THE TASK =>
Show, from the records below, all lines that contain the word "JSON".

Entries taken from a collection:
╭──

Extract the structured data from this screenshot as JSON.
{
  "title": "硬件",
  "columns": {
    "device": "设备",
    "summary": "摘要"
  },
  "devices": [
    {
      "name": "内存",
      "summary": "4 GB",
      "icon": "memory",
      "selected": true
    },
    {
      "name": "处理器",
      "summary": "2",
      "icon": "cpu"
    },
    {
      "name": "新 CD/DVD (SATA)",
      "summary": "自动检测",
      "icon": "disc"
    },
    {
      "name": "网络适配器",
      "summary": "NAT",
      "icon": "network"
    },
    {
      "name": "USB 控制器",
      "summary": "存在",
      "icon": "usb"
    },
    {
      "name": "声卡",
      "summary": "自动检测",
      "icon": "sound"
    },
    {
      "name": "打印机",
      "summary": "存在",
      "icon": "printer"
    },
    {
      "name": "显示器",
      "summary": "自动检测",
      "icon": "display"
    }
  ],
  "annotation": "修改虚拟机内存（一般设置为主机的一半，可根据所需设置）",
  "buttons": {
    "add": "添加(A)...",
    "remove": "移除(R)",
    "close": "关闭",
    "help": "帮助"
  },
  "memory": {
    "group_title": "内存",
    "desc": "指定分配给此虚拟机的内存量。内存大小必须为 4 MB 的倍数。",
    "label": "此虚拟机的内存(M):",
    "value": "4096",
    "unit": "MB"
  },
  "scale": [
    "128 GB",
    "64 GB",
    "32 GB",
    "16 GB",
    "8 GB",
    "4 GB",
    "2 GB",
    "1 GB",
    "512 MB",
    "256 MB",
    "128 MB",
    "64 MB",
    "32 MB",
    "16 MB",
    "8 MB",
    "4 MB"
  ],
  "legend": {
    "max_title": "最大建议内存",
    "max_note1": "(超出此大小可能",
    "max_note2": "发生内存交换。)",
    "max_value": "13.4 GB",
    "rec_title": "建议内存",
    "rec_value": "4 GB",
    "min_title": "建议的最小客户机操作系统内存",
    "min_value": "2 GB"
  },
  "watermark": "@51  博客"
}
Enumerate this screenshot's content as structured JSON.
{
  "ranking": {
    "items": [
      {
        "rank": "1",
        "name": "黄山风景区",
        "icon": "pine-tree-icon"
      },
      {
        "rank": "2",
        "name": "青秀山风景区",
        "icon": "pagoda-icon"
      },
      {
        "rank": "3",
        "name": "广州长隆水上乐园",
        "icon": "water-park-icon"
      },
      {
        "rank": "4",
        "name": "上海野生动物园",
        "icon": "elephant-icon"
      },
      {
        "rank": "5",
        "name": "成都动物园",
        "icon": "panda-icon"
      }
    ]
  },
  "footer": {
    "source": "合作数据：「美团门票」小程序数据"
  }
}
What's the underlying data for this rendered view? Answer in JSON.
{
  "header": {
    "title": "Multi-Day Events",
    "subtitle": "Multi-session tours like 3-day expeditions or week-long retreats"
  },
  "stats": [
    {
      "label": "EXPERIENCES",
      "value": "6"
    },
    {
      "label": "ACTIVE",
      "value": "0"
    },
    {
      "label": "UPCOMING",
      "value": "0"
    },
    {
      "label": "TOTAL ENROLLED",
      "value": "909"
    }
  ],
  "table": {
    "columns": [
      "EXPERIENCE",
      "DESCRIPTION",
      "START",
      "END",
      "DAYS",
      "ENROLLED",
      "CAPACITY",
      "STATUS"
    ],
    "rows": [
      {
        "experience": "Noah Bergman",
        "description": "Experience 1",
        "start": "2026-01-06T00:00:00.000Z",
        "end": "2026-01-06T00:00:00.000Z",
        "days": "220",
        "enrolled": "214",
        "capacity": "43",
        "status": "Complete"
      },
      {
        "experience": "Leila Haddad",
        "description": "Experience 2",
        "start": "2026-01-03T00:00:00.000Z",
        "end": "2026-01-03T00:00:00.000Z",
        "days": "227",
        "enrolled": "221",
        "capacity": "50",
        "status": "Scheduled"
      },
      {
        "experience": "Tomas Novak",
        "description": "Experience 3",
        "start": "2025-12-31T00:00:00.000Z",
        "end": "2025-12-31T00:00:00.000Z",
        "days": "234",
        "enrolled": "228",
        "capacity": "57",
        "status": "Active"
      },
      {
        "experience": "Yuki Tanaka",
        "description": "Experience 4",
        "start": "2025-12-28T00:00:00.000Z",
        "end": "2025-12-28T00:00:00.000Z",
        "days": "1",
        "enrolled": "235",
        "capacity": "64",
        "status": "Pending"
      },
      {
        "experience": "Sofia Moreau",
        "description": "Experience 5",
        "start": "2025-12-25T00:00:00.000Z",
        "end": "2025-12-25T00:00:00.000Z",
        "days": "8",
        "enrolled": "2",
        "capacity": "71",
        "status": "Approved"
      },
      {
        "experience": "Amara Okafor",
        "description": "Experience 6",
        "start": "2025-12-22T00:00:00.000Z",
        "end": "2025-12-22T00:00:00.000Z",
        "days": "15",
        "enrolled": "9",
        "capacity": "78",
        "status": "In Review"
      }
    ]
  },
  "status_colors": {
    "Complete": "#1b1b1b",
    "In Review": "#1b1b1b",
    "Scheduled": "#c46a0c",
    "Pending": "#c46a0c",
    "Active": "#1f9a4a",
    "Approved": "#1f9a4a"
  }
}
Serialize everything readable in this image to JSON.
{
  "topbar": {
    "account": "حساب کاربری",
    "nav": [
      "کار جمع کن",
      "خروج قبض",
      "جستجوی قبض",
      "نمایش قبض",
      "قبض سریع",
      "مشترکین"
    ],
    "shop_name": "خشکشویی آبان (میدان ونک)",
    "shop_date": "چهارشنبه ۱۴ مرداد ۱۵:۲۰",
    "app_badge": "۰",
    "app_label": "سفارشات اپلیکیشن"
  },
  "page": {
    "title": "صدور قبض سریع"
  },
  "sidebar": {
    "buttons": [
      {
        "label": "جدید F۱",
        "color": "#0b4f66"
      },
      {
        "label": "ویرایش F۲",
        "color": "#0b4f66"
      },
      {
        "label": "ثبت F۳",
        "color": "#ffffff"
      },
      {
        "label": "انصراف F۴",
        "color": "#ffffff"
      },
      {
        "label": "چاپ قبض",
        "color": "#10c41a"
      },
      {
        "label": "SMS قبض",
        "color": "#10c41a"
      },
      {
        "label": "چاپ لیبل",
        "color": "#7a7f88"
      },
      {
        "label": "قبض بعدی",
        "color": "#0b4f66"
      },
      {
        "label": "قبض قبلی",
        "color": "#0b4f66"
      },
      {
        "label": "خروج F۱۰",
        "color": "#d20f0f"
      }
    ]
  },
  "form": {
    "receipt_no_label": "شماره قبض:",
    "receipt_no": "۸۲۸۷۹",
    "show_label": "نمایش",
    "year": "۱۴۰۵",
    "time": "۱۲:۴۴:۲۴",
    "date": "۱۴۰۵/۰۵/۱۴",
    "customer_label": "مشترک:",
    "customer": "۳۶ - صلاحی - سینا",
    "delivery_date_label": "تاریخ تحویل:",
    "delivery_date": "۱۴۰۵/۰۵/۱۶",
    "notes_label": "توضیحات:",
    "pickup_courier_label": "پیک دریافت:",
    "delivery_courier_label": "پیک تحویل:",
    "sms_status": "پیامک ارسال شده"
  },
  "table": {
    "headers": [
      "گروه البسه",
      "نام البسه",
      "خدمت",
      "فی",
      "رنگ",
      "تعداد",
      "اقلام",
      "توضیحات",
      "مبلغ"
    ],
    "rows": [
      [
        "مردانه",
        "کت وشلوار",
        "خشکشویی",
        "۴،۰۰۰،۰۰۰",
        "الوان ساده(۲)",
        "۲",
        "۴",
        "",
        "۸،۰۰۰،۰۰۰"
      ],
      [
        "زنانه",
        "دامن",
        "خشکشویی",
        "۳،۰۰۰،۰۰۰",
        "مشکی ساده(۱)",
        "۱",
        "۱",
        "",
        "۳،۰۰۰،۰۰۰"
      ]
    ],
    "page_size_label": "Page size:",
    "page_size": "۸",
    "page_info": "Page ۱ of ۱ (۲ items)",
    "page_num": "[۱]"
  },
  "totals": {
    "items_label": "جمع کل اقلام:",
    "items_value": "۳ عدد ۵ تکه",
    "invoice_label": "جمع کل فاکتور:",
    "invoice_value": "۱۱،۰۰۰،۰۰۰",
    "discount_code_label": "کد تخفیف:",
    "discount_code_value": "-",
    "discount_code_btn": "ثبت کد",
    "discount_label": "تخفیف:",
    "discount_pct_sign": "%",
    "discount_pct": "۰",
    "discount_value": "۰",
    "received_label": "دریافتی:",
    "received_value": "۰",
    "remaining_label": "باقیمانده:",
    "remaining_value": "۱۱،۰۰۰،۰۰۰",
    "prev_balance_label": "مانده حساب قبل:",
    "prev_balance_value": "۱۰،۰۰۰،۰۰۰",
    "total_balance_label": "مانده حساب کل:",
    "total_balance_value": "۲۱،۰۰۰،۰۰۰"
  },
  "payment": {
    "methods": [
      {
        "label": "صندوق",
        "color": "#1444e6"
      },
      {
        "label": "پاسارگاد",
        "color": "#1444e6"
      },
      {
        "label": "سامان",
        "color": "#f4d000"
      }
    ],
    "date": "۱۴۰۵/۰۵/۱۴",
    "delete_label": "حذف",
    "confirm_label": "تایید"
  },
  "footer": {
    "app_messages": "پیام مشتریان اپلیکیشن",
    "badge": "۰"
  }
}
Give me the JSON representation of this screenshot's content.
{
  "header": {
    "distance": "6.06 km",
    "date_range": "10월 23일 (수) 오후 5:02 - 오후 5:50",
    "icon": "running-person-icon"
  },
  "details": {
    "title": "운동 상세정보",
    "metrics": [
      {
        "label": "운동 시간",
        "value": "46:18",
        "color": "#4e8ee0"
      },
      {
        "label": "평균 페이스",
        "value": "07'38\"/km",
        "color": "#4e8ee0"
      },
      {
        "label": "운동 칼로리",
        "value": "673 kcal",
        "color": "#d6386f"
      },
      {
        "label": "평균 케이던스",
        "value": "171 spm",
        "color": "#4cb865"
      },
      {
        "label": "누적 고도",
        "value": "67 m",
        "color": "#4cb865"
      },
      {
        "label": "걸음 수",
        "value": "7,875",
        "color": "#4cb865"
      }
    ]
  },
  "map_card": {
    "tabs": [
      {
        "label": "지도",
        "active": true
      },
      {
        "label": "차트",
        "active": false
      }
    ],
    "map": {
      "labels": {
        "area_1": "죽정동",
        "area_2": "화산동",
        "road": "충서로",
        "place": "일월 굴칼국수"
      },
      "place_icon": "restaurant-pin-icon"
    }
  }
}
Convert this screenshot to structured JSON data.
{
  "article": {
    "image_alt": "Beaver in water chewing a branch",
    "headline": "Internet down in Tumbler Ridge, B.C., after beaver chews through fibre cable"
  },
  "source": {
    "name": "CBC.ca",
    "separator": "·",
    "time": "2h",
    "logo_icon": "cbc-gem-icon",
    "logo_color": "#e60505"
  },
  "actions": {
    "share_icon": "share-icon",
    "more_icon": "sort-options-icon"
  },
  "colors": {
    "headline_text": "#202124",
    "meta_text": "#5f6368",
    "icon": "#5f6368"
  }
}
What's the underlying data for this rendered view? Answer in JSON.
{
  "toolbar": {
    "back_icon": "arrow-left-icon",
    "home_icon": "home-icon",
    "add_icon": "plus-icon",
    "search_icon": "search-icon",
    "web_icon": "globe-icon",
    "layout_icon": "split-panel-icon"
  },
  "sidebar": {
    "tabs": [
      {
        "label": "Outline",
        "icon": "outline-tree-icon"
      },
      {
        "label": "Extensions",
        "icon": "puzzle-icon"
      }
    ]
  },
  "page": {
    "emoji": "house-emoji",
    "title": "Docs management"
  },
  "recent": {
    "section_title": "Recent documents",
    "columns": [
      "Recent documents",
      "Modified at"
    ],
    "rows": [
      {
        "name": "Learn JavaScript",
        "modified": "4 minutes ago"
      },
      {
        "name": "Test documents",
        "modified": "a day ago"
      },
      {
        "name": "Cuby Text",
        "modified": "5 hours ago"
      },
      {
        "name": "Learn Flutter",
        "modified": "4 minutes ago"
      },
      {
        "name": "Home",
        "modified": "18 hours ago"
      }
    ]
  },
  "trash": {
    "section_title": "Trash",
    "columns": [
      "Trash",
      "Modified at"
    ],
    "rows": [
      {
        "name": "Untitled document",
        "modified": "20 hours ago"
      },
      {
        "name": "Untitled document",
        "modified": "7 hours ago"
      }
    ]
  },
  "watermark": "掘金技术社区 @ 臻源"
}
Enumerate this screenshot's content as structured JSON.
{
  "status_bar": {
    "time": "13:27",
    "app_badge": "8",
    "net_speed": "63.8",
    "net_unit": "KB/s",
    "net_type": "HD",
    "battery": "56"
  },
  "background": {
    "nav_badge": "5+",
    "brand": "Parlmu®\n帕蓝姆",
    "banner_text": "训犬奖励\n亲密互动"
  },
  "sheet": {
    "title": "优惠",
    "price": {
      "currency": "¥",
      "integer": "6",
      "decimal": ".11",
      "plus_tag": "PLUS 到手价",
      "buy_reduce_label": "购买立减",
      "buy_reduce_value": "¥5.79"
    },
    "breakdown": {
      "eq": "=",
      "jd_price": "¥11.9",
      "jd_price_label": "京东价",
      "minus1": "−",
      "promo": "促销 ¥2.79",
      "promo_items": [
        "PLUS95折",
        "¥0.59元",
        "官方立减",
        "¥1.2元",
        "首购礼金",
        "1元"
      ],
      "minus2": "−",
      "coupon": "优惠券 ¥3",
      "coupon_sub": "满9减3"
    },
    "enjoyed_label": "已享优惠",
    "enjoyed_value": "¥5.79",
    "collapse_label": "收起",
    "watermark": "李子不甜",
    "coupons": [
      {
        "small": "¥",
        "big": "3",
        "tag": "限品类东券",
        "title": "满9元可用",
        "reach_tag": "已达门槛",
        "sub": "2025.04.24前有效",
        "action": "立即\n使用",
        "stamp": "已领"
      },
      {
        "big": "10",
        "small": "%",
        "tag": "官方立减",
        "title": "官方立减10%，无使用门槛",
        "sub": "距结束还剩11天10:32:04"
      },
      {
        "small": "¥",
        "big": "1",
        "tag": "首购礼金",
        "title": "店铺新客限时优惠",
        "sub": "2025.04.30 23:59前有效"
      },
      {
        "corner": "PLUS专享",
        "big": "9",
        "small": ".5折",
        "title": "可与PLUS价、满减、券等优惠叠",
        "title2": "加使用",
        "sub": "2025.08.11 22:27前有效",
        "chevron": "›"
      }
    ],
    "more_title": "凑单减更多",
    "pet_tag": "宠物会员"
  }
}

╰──

ANSWER TO THIS TASK =>
Extract the structured data from this screenshot as JSON.
Enumerate this screenshot's content as structured JSON.
What's the underlying data for this rendered view? Answer in JSON.
Serialize everything readable in this image to JSON.
Give me the JSON representation of this screenshot's content.
Convert this screenshot to structured JSON data.
What's the underlying data for this rendered view? Answer in JSON.
Enumerate this screenshot's content as structured JSON.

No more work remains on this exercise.